[Interface dataset entries]
☆ ☆ ☆ ☆ ☆ ☆ ☆

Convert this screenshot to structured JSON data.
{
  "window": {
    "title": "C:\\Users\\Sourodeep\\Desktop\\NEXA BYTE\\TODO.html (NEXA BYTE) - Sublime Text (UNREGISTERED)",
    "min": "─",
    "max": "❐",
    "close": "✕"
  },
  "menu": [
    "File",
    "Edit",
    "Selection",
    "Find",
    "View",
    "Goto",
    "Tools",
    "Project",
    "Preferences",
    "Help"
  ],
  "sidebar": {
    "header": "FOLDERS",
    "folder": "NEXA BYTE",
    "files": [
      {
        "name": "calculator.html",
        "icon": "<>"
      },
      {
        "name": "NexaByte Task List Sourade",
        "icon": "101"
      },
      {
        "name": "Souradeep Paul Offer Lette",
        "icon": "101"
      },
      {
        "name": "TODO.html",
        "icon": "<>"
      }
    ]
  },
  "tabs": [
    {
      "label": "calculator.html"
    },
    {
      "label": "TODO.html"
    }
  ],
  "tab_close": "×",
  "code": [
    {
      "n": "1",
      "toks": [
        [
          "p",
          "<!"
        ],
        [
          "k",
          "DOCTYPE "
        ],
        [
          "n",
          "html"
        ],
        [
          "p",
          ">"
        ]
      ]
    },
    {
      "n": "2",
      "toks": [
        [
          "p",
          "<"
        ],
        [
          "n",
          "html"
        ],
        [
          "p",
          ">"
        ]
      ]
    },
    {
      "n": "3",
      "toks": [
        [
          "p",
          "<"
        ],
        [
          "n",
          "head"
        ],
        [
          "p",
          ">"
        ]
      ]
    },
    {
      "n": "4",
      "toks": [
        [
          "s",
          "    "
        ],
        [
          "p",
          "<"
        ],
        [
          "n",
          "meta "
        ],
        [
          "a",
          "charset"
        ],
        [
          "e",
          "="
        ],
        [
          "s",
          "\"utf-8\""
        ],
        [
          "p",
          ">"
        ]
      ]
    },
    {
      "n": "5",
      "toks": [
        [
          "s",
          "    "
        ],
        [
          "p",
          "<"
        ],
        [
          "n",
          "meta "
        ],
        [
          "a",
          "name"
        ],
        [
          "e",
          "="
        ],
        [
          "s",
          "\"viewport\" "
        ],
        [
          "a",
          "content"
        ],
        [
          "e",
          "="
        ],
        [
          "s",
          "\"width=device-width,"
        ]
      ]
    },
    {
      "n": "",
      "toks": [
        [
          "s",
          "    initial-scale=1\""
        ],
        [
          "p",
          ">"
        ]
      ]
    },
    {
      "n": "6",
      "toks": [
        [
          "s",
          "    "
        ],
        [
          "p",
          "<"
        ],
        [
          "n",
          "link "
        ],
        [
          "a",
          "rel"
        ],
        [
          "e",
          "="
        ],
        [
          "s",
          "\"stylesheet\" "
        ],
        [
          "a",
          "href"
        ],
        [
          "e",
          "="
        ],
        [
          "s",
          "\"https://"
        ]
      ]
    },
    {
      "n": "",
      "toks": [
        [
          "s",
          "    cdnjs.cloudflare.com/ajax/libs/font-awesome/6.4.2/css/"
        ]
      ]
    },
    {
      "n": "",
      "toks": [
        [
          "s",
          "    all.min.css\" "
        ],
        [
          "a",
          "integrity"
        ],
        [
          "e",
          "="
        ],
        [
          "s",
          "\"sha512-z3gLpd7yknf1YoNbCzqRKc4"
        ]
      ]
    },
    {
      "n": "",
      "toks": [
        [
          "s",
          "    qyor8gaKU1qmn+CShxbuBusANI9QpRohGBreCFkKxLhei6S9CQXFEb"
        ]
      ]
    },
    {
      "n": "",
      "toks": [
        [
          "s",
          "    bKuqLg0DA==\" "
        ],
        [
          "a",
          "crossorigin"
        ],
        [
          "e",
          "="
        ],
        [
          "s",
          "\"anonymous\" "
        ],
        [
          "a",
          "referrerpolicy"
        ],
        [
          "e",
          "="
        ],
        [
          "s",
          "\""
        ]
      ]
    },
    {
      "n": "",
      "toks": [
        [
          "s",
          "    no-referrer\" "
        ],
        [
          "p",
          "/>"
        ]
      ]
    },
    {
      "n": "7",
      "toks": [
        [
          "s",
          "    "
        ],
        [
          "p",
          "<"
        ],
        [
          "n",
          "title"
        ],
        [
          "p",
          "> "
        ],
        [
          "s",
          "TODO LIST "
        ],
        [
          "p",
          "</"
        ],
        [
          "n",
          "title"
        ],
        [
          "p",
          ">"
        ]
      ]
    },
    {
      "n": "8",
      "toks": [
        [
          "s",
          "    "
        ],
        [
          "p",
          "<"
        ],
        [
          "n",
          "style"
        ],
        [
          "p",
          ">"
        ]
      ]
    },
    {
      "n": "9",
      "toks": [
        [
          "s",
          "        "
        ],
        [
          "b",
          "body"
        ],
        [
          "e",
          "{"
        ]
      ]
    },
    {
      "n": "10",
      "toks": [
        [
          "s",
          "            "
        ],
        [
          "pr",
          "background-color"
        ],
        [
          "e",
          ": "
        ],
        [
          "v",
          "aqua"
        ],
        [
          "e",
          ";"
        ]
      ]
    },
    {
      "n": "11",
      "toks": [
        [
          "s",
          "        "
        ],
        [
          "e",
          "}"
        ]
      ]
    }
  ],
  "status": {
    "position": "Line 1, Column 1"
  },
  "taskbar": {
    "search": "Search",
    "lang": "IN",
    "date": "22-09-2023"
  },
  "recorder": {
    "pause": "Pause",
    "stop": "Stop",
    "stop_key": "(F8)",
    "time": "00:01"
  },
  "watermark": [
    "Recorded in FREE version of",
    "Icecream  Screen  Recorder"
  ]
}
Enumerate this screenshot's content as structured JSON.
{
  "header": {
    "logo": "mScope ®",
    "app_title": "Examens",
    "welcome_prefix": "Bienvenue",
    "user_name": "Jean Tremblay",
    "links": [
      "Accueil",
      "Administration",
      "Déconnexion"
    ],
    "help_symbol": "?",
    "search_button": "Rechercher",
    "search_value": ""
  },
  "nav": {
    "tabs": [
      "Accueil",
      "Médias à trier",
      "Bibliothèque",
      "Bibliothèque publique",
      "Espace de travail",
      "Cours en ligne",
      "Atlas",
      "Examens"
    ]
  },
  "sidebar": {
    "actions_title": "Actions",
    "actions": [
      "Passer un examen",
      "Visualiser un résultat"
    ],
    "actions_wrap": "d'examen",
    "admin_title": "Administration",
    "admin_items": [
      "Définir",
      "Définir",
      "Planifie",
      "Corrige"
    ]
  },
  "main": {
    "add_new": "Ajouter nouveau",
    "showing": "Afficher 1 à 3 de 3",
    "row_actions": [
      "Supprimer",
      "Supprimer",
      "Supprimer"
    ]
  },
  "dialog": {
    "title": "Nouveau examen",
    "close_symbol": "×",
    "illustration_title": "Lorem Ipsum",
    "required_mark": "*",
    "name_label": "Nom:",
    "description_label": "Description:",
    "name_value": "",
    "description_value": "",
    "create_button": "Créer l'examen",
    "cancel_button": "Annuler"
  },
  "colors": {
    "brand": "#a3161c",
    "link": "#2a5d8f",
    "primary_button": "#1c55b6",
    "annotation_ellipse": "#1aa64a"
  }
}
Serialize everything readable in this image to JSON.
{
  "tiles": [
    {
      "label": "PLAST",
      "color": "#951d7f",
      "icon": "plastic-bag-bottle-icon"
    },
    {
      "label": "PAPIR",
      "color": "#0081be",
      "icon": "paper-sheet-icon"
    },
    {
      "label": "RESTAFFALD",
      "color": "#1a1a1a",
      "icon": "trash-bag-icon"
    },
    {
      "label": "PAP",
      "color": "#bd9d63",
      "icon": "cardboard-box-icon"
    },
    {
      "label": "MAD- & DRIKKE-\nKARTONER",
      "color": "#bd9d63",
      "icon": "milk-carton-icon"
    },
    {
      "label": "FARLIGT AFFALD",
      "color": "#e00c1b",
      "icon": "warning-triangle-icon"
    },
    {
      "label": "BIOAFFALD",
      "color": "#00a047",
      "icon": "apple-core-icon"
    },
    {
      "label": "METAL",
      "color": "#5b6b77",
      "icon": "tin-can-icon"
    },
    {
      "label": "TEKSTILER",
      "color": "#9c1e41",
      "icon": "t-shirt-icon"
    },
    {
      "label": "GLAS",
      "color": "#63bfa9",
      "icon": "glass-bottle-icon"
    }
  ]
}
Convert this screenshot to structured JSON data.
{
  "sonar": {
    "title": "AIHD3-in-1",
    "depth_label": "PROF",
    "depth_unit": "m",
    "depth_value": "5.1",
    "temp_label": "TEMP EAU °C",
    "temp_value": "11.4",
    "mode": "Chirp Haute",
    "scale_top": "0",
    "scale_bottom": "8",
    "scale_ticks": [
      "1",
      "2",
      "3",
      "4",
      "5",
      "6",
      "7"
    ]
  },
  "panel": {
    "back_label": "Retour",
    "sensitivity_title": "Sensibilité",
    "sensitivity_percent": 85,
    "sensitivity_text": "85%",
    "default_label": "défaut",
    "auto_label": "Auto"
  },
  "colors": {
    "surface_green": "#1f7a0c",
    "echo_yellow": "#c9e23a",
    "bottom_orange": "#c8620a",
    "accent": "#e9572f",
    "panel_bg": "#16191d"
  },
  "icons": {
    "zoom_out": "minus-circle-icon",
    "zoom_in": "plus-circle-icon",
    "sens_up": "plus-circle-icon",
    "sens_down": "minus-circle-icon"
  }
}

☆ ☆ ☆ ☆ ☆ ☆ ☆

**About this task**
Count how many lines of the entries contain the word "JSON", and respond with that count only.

**Problem solution**
4